More Electrification Potential for Equinor Offshore Norway
Together with its partners Equinor is looking at the possibility of supplying power from land to three platforms that are currently powered by gas turbines. The transition may cut CO2 emissions from Troll C and the Sleipner area by more than 600,000t per year.
The platforms that may be powered from land are Troll C and the Sleipner field centre that includes the Gudrun tie-in platform in the North Sea. On Troll C, the CO2 emission reduction potential is 365,000t per year by platform electrification. Electrification of the Sleipner field centre and Gudrun, which is powered from Sleipner, has the potential for reducing emissions by 250,000t per year. Electrification of these platforms may also lead to annual reductions of NOx emissions by around 2,500t. All three platforms are in field areas that are already receiving power from land. On the Troll field the Troll A gas platform has been powered from land since it came on stream in 1996, and is operated with minimal production emissions. The aim going forward is to find a solution for tying Troll C to the same power solution by a power cable from the Kollsnes plant by Bergen. The Johan Sverdrup field will be powered from land, together with several fields on the Utsira High, including Equinor’s Gina Krog field, which came on stream last year. Possibilities for extending the power supply from Gina Krog are being pursued, with the aim of connecting the Sleipner field centre and the Gudrun platform to the land-based power supply.

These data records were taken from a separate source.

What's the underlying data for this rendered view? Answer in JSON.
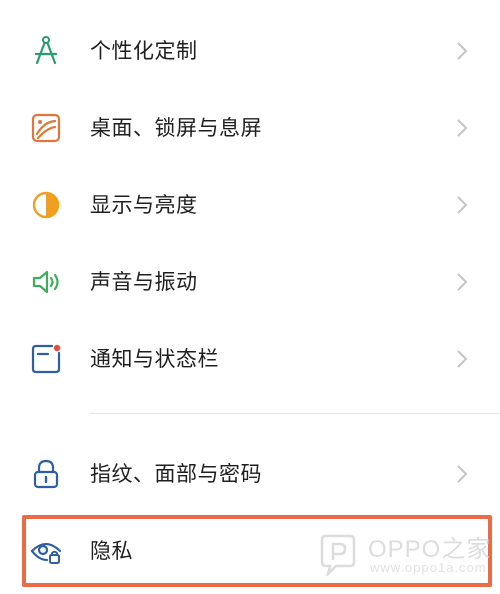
{
  "settings": {
    "items": [
      {
        "label": "个性化定制",
        "icon": "compass-icon",
        "color": "#2a9d6e"
      },
      {
        "label": "桌面、锁屏与息屏",
        "icon": "wallpaper-icon",
        "color": "#e0763a"
      },
      {
        "label": "显示与亮度",
        "icon": "brightness-icon",
        "color": "#f0a020"
      },
      {
        "label": "声音与振动",
        "icon": "speaker-icon",
        "color": "#3fae5c"
      },
      {
        "label": "通知与状态栏",
        "icon": "notification-icon",
        "color": "#2e5fa3"
      },
      {
        "label": "指纹、面部与密码",
        "icon": "lock-icon",
        "color": "#2e5fa3"
      },
      {
        "label": "隐私",
        "icon": "privacy-eye-icon",
        "color": "#2e5fa3"
      }
    ]
  },
  "highlight_color": "#ec6a46",
  "watermark": {
    "text": "OPPO之家",
    "url": "www.oppo1a.com"
  }
}
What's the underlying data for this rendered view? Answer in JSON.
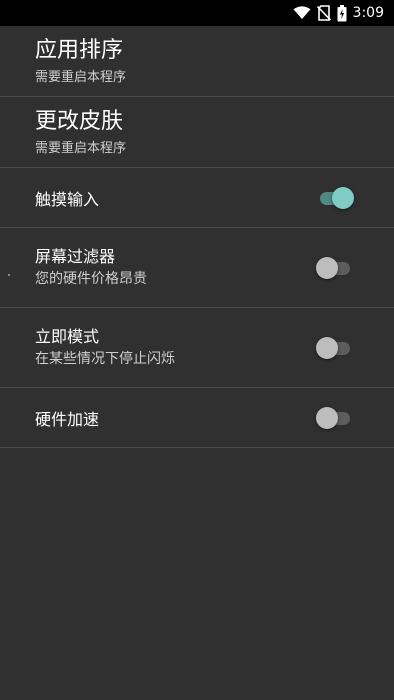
{
  "status_bar": {
    "time": "3:09",
    "icons": [
      "wifi-icon",
      "no-sim-icon",
      "battery-charging-icon"
    ]
  },
  "items": [
    {
      "title": "应用排序",
      "subtitle": "需要重启本程序"
    },
    {
      "title": "更改皮肤",
      "subtitle": "需要重启本程序"
    },
    {
      "title": "触摸输入",
      "toggle": true
    },
    {
      "title": "屏幕过滤器",
      "subtitle": "您的硬件价格昂贵",
      "toggle": false
    },
    {
      "title": "立即模式",
      "subtitle": "在某些情况下停止闪烁",
      "toggle": false
    },
    {
      "title": "硬件加速",
      "toggle": false
    }
  ],
  "colors": {
    "background": "#303030",
    "divider": "#4a4a4a",
    "toggle_on_thumb": "#80cbc4",
    "toggle_on_track": "#4f8a83",
    "toggle_off_thumb": "#bdbdbd",
    "toggle_off_track": "#5d5d5d"
  }
}
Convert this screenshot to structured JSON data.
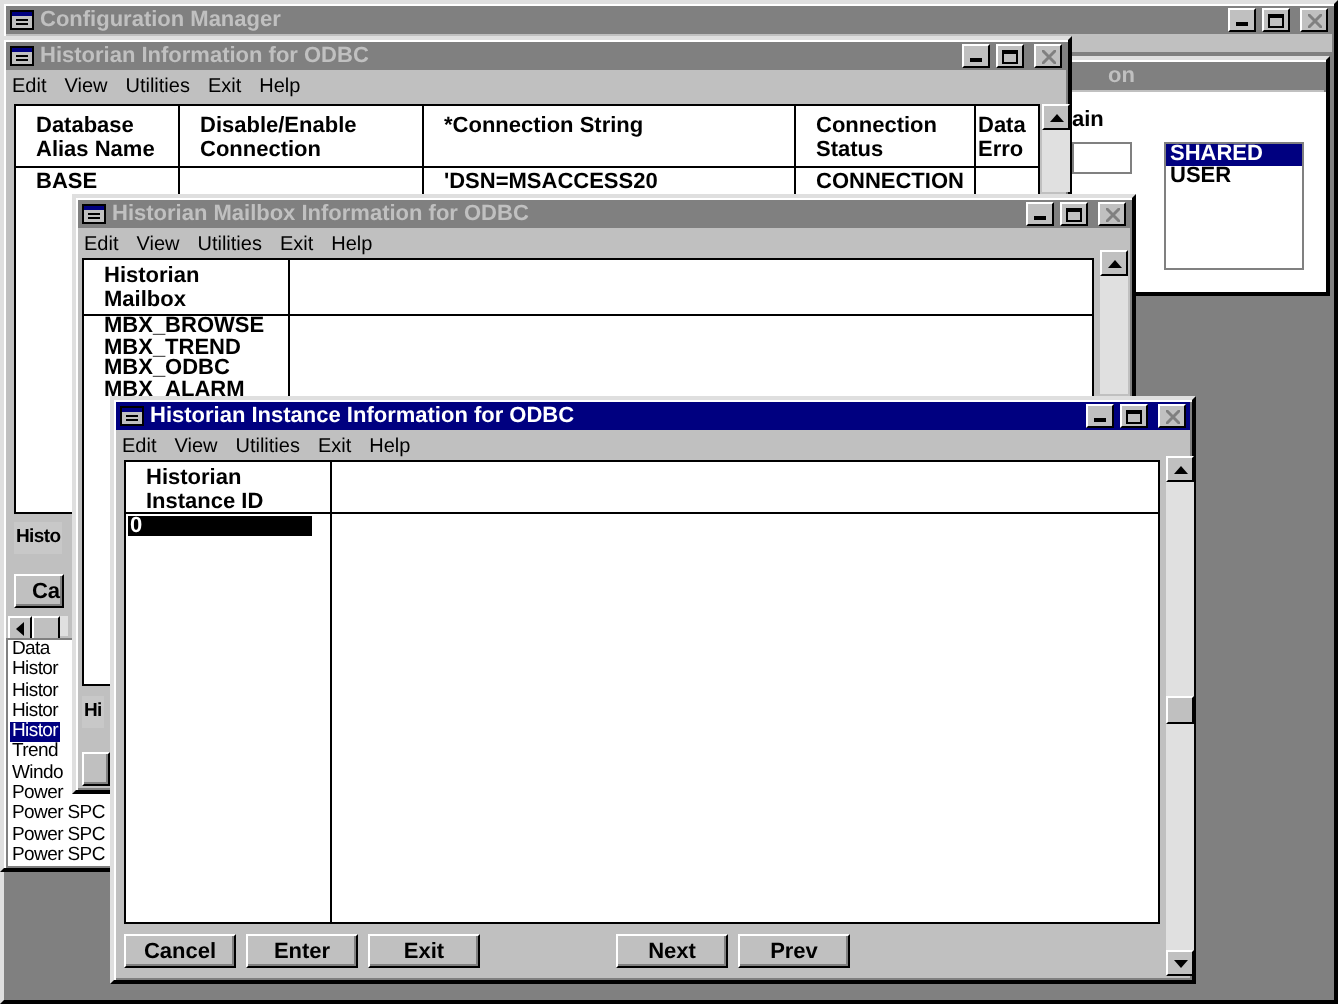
{
  "main_window": {
    "title": "Configuration Manager",
    "active": false
  },
  "domain_window": {
    "title": "on",
    "active": false,
    "field_label": "ain",
    "options": [
      {
        "label": "SHARED",
        "selected": true
      },
      {
        "label": "USER",
        "selected": false
      }
    ]
  },
  "odbc_window": {
    "title": "Historian Information for ODBC",
    "active": false,
    "menu": [
      "Edit",
      "View",
      "Utilities",
      "Exit",
      "Help"
    ],
    "table": {
      "columns": [
        "Database\nAlias Name",
        "Disable/Enable\nConnection",
        "*Connection String",
        "Connection\nStatus",
        "Data\nErro"
      ],
      "rows": [
        {
          "cells": [
            "BASE",
            null,
            "'DSN=MSACCESS20",
            "CONNECTION",
            null
          ]
        }
      ]
    },
    "label": "Histo",
    "button": "Ca",
    "list": [
      {
        "label": "Data",
        "selected": false
      },
      {
        "label": "Histor",
        "selected": false
      },
      {
        "label": "Histor",
        "selected": false
      },
      {
        "label": "Histor",
        "selected": false
      },
      {
        "label": "Histor",
        "selected": true
      },
      {
        "label": "Trend",
        "selected": false
      },
      {
        "label": "Windo",
        "selected": false
      },
      {
        "label": "Power",
        "selected": false
      },
      {
        "label": "Power SPC",
        "selected": false
      },
      {
        "label": "Power SPC",
        "selected": false
      },
      {
        "label": "Power SPC",
        "selected": false
      }
    ]
  },
  "mailbox_window": {
    "title": "Historian Mailbox Information for ODBC",
    "active": false,
    "menu": [
      "Edit",
      "View",
      "Utilities",
      "Exit",
      "Help"
    ],
    "table": {
      "columns": [
        "Historian\nMailbox"
      ],
      "rows": [
        {
          "cells": [
            "MBX_BROWSE"
          ]
        },
        {
          "cells": [
            "MBX_TREND"
          ]
        },
        {
          "cells": [
            "MBX_ODBC"
          ]
        },
        {
          "cells": [
            "MBX_ALARM"
          ]
        }
      ]
    },
    "label": "Hi"
  },
  "instance_window": {
    "title": "Historian Instance Information for ODBC",
    "active": true,
    "menu": [
      "Edit",
      "View",
      "Utilities",
      "Exit",
      "Help"
    ],
    "table": {
      "columns": [
        "Historian\nInstance ID"
      ],
      "rows": [
        {
          "cells": [
            "0"
          ],
          "selected": true
        }
      ]
    },
    "left_buttons": [
      "Cancel",
      "Enter",
      "Exit"
    ],
    "right_buttons": [
      "Next",
      "Prev"
    ]
  }
}
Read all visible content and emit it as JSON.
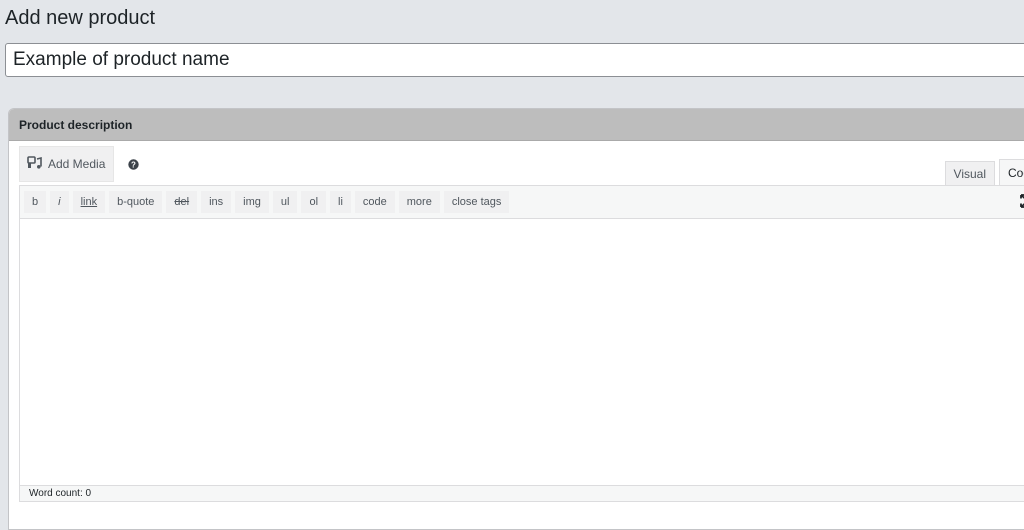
{
  "page": {
    "title": "Add new product"
  },
  "product": {
    "name_value": "Example of product name"
  },
  "description_box": {
    "title": "Product description",
    "add_media_label": "Add Media",
    "tabs": [
      {
        "label": "Visual",
        "active": false
      },
      {
        "label": "Code",
        "active": true
      }
    ],
    "quicktags": [
      "b",
      "i",
      "link",
      "b-quote",
      "del",
      "ins",
      "img",
      "ul",
      "ol",
      "li",
      "code",
      "more",
      "close tags"
    ],
    "editor_content": "",
    "word_count": "Word count: 0"
  },
  "icons": {
    "add_media": "media-icon",
    "help": "help-icon",
    "fullscreen": "fullscreen-icon"
  }
}
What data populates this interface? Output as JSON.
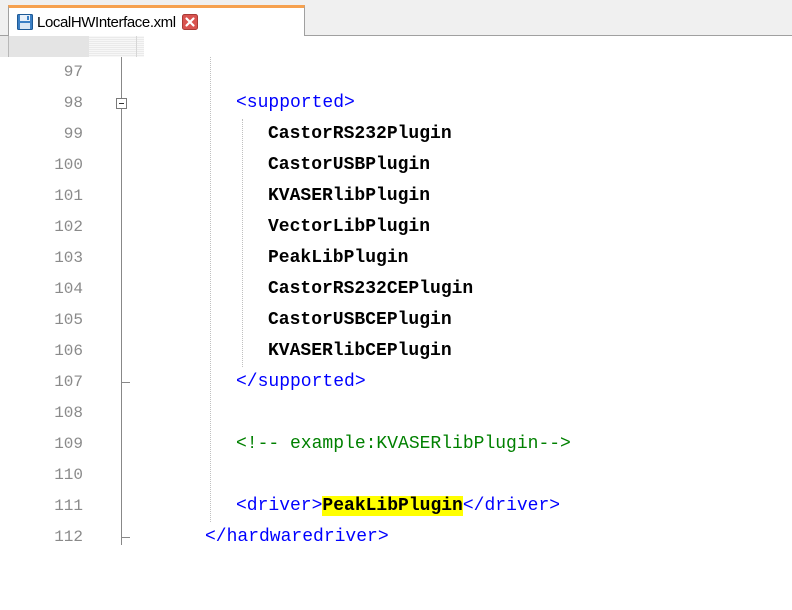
{
  "tab": {
    "filename": "LocalHWInterface.xml",
    "accent_color": "#f6a14f",
    "save_icon": "floppy-disk-icon",
    "close_icon": "close-icon"
  },
  "editor": {
    "lines": [
      {
        "num": "97",
        "segments": []
      },
      {
        "num": "98",
        "segments": [
          {
            "t": "tag",
            "v": "<supported>"
          }
        ]
      },
      {
        "num": "99",
        "segments": [
          {
            "t": "txt",
            "v": "CastorRS232Plugin"
          }
        ]
      },
      {
        "num": "100",
        "segments": [
          {
            "t": "txt",
            "v": "CastorUSBPlugin"
          }
        ]
      },
      {
        "num": "101",
        "segments": [
          {
            "t": "txt",
            "v": "KVASERlibPlugin"
          }
        ]
      },
      {
        "num": "102",
        "segments": [
          {
            "t": "txt",
            "v": "VectorLibPlugin"
          }
        ]
      },
      {
        "num": "103",
        "segments": [
          {
            "t": "txt",
            "v": "PeakLibPlugin"
          }
        ]
      },
      {
        "num": "104",
        "segments": [
          {
            "t": "txt",
            "v": "CastorRS232CEPlugin"
          }
        ]
      },
      {
        "num": "105",
        "segments": [
          {
            "t": "txt",
            "v": "CastorUSBCEPlugin"
          }
        ]
      },
      {
        "num": "106",
        "segments": [
          {
            "t": "txt",
            "v": "KVASERlibCEPlugin"
          }
        ]
      },
      {
        "num": "107",
        "segments": [
          {
            "t": "tag",
            "v": "</supported>"
          }
        ]
      },
      {
        "num": "108",
        "segments": []
      },
      {
        "num": "109",
        "segments": [
          {
            "t": "cmt",
            "v": "<!-- example:KVASERlibPlugin-->"
          }
        ]
      },
      {
        "num": "110",
        "segments": []
      },
      {
        "num": "111",
        "segments": [
          {
            "t": "tag",
            "v": "<driver>"
          },
          {
            "t": "hl",
            "v": "PeakLibPlugin"
          },
          {
            "t": "tag",
            "v": "</driver>"
          }
        ]
      },
      {
        "num": "112",
        "segments": [
          {
            "t": "tag",
            "v": "</hardwaredriver>"
          }
        ]
      }
    ],
    "highlight_color": "#ffff00",
    "tag_color": "#0000ff",
    "comment_color": "#008000"
  }
}
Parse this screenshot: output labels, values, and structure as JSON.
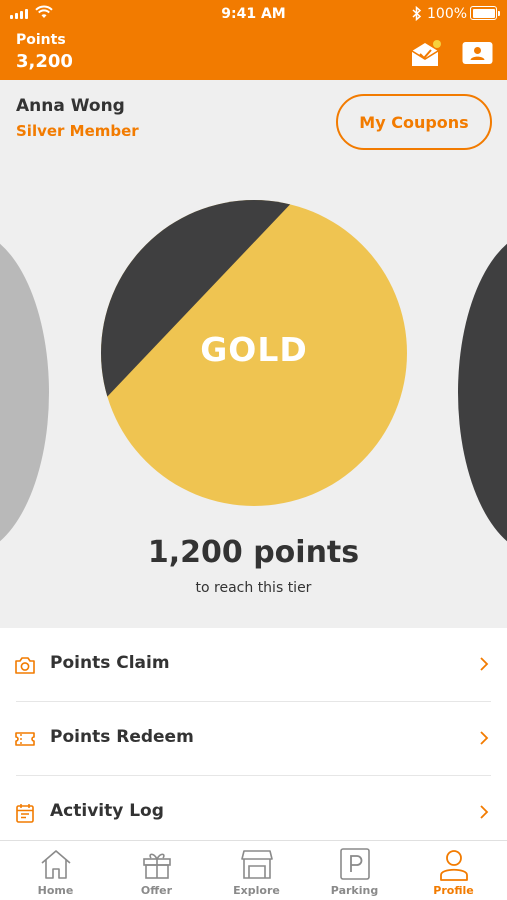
{
  "status_bar": {
    "time": "9:41 AM",
    "battery": "100%"
  },
  "header": {
    "points_label": "Points",
    "points_value": "3,200",
    "icons": [
      "mail-icon",
      "member-card-icon"
    ]
  },
  "profile": {
    "name": "Anna Wong",
    "tier": "Silver Member",
    "coupons_button": "My Coupons"
  },
  "tier_carousel": {
    "current_tier": "GOLD",
    "points_needed": "1,200 points",
    "points_caption": "to reach this tier"
  },
  "menu": [
    {
      "label": "Points Claim",
      "icon": "camera-icon"
    },
    {
      "label": "Points Redeem",
      "icon": "ticket-icon"
    },
    {
      "label": "Activity Log",
      "icon": "calendar-icon"
    }
  ],
  "tabs": [
    {
      "label": "Home",
      "icon": "home-icon"
    },
    {
      "label": "Offer",
      "icon": "gift-icon"
    },
    {
      "label": "Explore",
      "icon": "store-icon"
    },
    {
      "label": "Parking",
      "icon": "parking-icon"
    },
    {
      "label": "Profile",
      "icon": "profile-icon",
      "active": true
    }
  ],
  "colors": {
    "brand": "#f27b00",
    "gold": "#efc451",
    "dark": "#3f3f40",
    "silver": "#b9b9b9",
    "background": "#efefef"
  }
}
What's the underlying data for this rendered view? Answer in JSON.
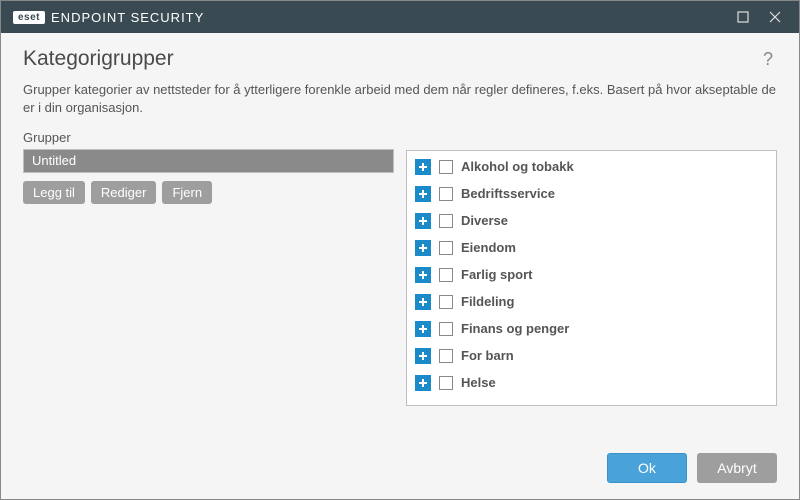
{
  "titlebar": {
    "brand_logo": "eset",
    "brand_text": "ENDPOINT SECURITY"
  },
  "page": {
    "title": "Kategorigrupper",
    "description": "Grupper kategorier av nettsteder for å ytterligere forenkle arbeid med dem når regler defineres, f.eks. Basert på hvor akseptable de er i din organisasjon."
  },
  "groups": {
    "label": "Grupper",
    "items": [
      {
        "label": "Untitled",
        "selected": true
      }
    ],
    "buttons": {
      "add": "Legg til",
      "edit": "Rediger",
      "remove": "Fjern"
    }
  },
  "categories": {
    "items": [
      {
        "label": "Alkohol og tobakk"
      },
      {
        "label": "Bedriftsservice"
      },
      {
        "label": "Diverse"
      },
      {
        "label": "Eiendom"
      },
      {
        "label": "Farlig sport"
      },
      {
        "label": "Fildeling"
      },
      {
        "label": "Finans og penger"
      },
      {
        "label": "For barn"
      },
      {
        "label": "Helse"
      }
    ]
  },
  "footer": {
    "ok": "Ok",
    "cancel": "Avbryt"
  }
}
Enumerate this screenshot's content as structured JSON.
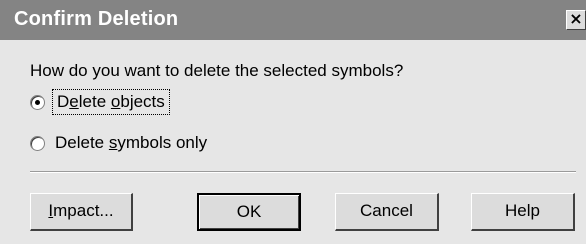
{
  "window": {
    "title": "Confirm Deletion",
    "close_glyph": "×"
  },
  "dialog": {
    "question": "How do you want to delete the selected symbols?",
    "options": [
      {
        "label_pre": "D",
        "label_accel": "e",
        "label_post": "lete ",
        "label_accel2": "o",
        "label_post2": "bjects",
        "selected": true
      },
      {
        "label_pre": "Delete ",
        "label_accel": "s",
        "label_post": "ymbols only",
        "selected": false
      }
    ]
  },
  "buttons": {
    "impact_accel": "I",
    "impact_rest": "mpact...",
    "ok": "OK",
    "cancel": "Cancel",
    "help": "Help"
  },
  "colors": {
    "titlebar": "#848484",
    "body": "#e6e6e6"
  }
}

Securing profitability is central to succeed in realising such projects, and support from the Business Sector’s NOx Fund will be an important contribution. The electrification plans require close and targeted collaboration between Equinor, partners and authorities to find good solutions from a technical and financial perspective. To secure long-term value-creation on the NCS, Equinor focusses on reducing the CO2 footprint from its operations. Last year the company reached its goal of reducing annual CO2 emissions from the NCS by 1.2t million from 2008 to 2020, almost three years ahead of schedule. Consequently, the company raised its ambition and aims to reduce CO2 emissions from its offshore operations by a further 2t million per year by 2030.